■ How to complete this task
Spot each line in the data below containing "JSON" and copy it.

■ The data
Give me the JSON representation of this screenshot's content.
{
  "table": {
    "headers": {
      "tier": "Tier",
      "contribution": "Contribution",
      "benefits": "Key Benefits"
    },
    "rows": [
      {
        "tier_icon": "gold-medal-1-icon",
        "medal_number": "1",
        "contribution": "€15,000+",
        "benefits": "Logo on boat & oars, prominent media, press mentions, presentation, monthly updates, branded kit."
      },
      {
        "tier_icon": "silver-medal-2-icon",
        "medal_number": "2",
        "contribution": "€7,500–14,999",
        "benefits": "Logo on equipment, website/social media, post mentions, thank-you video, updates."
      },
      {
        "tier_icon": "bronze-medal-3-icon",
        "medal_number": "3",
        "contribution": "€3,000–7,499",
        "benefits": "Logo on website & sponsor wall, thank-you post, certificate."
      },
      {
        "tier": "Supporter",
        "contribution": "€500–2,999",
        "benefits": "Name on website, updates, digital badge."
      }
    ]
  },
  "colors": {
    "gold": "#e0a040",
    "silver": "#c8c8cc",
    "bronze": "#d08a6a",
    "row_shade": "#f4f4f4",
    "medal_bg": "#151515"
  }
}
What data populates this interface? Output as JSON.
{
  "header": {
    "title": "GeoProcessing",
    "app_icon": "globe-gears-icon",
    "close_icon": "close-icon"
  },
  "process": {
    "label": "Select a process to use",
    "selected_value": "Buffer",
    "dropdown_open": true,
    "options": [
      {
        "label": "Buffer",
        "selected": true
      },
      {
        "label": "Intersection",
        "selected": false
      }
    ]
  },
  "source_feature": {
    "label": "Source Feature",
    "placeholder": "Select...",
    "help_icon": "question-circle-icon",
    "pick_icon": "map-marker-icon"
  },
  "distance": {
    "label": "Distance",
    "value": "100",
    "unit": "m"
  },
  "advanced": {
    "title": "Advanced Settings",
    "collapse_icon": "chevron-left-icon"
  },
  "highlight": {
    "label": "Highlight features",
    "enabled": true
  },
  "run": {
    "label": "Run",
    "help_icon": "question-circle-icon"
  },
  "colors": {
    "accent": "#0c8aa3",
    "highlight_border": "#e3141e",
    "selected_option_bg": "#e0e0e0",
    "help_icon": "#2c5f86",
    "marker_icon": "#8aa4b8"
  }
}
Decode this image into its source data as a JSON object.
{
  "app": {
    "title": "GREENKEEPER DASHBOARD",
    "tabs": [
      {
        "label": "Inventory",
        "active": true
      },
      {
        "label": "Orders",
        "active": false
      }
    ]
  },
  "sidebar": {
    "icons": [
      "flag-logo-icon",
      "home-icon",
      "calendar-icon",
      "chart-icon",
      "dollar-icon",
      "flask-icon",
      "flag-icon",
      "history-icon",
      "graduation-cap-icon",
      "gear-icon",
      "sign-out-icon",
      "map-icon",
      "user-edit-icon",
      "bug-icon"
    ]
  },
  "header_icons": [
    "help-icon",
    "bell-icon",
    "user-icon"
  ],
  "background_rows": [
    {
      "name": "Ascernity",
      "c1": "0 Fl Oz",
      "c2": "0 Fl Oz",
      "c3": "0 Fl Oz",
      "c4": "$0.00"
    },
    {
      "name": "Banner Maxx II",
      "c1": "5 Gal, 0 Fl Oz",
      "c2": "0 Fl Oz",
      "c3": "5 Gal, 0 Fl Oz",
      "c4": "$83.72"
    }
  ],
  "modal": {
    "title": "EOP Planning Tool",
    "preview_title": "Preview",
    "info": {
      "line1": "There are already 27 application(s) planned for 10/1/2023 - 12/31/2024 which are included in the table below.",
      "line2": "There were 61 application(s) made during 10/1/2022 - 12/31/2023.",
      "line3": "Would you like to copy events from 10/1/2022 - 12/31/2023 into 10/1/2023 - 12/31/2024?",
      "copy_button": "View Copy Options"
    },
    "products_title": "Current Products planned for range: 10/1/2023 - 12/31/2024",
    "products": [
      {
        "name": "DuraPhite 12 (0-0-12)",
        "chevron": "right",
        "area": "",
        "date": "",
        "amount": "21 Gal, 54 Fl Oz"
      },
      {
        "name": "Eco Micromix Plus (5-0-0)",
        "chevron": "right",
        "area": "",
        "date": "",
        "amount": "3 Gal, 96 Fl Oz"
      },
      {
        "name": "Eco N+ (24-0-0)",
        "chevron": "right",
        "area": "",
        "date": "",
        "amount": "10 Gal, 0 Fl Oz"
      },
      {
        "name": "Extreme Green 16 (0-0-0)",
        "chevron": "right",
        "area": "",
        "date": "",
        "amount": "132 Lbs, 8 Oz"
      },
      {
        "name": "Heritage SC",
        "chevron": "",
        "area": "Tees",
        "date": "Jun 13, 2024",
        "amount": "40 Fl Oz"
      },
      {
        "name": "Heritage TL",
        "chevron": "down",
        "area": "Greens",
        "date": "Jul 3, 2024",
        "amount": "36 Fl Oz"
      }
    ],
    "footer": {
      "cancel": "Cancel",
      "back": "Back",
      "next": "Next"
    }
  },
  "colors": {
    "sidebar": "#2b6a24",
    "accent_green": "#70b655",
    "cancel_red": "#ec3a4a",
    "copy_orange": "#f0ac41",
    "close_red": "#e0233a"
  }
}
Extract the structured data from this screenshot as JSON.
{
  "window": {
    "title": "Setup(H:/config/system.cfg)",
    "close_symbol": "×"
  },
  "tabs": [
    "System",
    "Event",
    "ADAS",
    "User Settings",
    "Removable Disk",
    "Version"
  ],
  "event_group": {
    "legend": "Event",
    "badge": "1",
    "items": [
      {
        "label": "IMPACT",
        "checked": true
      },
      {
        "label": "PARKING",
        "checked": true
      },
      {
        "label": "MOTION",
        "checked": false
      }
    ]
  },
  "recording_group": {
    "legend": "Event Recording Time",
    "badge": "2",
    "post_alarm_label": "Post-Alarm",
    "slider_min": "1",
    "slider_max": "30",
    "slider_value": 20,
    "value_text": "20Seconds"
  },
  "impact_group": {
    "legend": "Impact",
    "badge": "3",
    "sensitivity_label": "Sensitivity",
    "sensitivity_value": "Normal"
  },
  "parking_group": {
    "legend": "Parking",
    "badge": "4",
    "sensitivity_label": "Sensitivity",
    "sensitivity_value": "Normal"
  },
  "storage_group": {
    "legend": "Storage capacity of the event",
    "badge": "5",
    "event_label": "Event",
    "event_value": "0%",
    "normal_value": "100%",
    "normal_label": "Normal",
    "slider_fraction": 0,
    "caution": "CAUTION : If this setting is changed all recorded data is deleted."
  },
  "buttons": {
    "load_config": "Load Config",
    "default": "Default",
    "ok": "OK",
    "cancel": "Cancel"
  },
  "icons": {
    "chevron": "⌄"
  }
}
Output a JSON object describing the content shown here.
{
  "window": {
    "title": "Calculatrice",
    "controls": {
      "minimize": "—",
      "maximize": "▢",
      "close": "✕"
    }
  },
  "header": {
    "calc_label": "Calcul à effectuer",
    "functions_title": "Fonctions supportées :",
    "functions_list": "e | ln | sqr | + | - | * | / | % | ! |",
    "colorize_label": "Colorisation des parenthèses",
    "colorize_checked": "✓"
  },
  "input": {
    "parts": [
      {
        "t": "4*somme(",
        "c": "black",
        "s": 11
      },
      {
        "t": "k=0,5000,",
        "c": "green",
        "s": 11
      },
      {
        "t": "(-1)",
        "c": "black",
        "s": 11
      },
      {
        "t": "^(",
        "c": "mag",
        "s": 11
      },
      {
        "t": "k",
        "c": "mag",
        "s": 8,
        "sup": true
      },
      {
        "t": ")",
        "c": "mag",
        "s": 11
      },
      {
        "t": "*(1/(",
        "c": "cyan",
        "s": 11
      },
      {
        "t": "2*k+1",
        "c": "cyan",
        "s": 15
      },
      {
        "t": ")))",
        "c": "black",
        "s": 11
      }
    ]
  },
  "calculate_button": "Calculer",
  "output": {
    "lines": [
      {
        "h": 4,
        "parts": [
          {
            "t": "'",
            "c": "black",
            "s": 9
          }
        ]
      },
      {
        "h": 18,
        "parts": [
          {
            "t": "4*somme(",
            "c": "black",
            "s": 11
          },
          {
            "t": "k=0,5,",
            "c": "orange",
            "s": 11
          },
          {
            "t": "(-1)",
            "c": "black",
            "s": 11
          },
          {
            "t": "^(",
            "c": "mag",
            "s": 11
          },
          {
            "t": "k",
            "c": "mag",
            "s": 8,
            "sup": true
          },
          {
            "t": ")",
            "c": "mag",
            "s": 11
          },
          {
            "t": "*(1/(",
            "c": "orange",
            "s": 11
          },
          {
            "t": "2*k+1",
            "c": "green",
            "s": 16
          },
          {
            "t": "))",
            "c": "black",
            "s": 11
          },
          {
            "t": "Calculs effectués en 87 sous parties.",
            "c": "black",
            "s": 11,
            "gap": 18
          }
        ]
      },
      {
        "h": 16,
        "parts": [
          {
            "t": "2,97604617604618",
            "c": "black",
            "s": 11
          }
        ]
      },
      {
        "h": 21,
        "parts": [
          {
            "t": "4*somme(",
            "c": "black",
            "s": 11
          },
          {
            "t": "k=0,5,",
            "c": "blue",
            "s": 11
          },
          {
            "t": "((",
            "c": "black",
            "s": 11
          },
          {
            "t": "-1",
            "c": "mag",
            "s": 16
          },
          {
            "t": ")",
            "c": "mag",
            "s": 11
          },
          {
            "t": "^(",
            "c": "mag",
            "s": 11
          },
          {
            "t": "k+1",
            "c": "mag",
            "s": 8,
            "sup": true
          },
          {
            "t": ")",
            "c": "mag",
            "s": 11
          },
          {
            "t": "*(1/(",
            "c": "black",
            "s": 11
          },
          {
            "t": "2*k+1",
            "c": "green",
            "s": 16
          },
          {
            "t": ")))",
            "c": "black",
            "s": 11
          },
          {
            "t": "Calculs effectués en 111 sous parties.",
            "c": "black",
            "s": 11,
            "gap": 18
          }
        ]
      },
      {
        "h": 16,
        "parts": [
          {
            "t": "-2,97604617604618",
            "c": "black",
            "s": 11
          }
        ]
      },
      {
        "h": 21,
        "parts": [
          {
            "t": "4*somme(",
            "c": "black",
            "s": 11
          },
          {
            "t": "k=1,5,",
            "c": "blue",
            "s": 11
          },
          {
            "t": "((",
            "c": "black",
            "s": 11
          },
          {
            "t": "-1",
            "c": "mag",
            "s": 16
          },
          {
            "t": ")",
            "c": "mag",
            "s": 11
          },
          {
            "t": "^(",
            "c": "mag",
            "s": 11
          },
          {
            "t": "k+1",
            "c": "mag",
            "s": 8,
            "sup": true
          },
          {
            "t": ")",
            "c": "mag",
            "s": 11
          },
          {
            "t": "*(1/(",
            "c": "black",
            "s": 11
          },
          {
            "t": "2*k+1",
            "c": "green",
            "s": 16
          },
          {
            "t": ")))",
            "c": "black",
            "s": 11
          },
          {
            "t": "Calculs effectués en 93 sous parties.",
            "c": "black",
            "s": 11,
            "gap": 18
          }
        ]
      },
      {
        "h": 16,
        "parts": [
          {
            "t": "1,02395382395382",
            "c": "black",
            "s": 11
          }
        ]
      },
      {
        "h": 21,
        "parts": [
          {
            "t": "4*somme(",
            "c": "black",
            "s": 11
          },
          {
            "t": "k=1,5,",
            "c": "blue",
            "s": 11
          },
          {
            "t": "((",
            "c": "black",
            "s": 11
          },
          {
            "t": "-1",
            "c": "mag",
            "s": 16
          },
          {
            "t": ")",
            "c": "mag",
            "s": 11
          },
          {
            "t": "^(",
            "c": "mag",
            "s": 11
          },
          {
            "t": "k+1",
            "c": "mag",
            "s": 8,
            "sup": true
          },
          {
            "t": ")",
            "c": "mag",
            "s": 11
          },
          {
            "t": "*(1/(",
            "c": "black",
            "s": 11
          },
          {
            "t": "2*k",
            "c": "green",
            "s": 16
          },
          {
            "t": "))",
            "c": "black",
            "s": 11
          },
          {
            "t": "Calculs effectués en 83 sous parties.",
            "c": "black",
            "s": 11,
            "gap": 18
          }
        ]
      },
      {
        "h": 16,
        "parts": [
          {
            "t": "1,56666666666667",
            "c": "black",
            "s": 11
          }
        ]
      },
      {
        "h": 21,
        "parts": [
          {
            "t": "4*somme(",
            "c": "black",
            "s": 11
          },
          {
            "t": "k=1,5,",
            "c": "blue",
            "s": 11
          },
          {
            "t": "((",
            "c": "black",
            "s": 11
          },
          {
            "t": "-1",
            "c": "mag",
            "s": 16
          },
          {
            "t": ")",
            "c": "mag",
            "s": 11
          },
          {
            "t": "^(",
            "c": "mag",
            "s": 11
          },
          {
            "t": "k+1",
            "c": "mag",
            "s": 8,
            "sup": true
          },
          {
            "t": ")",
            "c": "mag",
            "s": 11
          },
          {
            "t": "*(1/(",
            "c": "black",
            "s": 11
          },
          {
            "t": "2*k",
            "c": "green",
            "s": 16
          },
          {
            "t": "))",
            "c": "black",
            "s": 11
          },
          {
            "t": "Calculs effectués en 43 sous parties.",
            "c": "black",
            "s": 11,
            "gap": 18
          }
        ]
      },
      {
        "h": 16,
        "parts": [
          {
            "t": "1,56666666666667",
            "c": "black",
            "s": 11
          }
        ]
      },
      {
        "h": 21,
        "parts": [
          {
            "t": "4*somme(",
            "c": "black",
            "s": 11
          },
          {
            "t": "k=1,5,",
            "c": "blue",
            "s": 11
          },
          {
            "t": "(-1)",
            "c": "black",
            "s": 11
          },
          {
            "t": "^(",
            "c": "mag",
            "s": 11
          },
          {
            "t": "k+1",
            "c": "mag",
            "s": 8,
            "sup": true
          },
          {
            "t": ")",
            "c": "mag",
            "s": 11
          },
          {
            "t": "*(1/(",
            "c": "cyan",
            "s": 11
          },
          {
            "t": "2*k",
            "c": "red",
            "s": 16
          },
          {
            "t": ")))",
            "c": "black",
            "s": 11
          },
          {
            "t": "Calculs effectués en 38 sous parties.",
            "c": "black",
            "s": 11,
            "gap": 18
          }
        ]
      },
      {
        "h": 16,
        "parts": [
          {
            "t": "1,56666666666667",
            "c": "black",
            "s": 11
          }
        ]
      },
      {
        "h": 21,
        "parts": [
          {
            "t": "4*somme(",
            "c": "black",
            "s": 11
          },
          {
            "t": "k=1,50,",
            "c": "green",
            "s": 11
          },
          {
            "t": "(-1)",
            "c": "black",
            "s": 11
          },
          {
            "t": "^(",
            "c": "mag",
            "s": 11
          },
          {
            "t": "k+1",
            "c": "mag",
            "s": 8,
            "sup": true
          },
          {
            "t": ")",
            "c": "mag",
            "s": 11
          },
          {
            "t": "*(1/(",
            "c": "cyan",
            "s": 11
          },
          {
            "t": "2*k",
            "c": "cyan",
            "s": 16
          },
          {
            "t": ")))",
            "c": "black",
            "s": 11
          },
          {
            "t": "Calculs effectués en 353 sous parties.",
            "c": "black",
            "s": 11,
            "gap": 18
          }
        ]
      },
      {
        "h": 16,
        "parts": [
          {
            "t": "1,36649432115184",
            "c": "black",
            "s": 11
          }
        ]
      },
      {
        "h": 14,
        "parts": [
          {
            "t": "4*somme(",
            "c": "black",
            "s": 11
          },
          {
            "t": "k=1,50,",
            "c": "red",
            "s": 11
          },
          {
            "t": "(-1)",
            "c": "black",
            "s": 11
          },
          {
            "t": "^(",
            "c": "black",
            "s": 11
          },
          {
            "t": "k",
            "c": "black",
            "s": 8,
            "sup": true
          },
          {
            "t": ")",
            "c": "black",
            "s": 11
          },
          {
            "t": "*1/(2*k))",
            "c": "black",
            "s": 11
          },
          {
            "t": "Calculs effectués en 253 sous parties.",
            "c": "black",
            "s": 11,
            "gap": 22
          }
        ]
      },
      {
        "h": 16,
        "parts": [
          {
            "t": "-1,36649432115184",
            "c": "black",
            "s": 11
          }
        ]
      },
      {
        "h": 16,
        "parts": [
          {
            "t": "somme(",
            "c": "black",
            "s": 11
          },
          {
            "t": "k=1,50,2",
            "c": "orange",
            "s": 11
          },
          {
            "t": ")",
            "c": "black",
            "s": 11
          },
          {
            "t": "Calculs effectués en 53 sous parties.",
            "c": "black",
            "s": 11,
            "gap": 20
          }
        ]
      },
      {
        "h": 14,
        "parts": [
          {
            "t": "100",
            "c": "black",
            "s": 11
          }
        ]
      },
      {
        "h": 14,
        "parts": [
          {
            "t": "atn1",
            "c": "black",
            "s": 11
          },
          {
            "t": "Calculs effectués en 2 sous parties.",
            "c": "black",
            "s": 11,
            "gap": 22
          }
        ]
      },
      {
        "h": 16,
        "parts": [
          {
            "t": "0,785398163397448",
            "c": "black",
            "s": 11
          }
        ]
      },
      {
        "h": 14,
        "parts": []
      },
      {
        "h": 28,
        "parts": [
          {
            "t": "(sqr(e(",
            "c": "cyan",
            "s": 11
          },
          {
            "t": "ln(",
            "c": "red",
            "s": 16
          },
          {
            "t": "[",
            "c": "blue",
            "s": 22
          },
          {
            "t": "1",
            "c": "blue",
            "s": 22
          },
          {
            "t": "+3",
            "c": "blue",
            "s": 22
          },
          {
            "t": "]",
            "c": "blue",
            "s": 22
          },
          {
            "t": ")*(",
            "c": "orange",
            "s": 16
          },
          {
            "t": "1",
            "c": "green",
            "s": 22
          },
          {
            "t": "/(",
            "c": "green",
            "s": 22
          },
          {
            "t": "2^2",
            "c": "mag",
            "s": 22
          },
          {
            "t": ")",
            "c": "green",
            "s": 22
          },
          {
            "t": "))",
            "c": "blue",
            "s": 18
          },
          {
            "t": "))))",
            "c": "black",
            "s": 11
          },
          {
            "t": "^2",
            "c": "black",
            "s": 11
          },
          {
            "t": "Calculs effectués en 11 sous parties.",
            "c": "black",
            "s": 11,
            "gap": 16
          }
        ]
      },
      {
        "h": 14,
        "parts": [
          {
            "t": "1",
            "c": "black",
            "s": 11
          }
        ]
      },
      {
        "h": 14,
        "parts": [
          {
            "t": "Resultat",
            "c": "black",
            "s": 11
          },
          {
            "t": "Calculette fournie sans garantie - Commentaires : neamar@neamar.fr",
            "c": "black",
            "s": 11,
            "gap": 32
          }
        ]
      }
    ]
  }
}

■ Task solution
Give me the JSON representation of this screenshot's content.
What data populates this interface? Output as JSON.
Decode this image into its source data as a JSON object.
Extract the structured data from this screenshot as JSON.
Output a JSON object describing the content shown here.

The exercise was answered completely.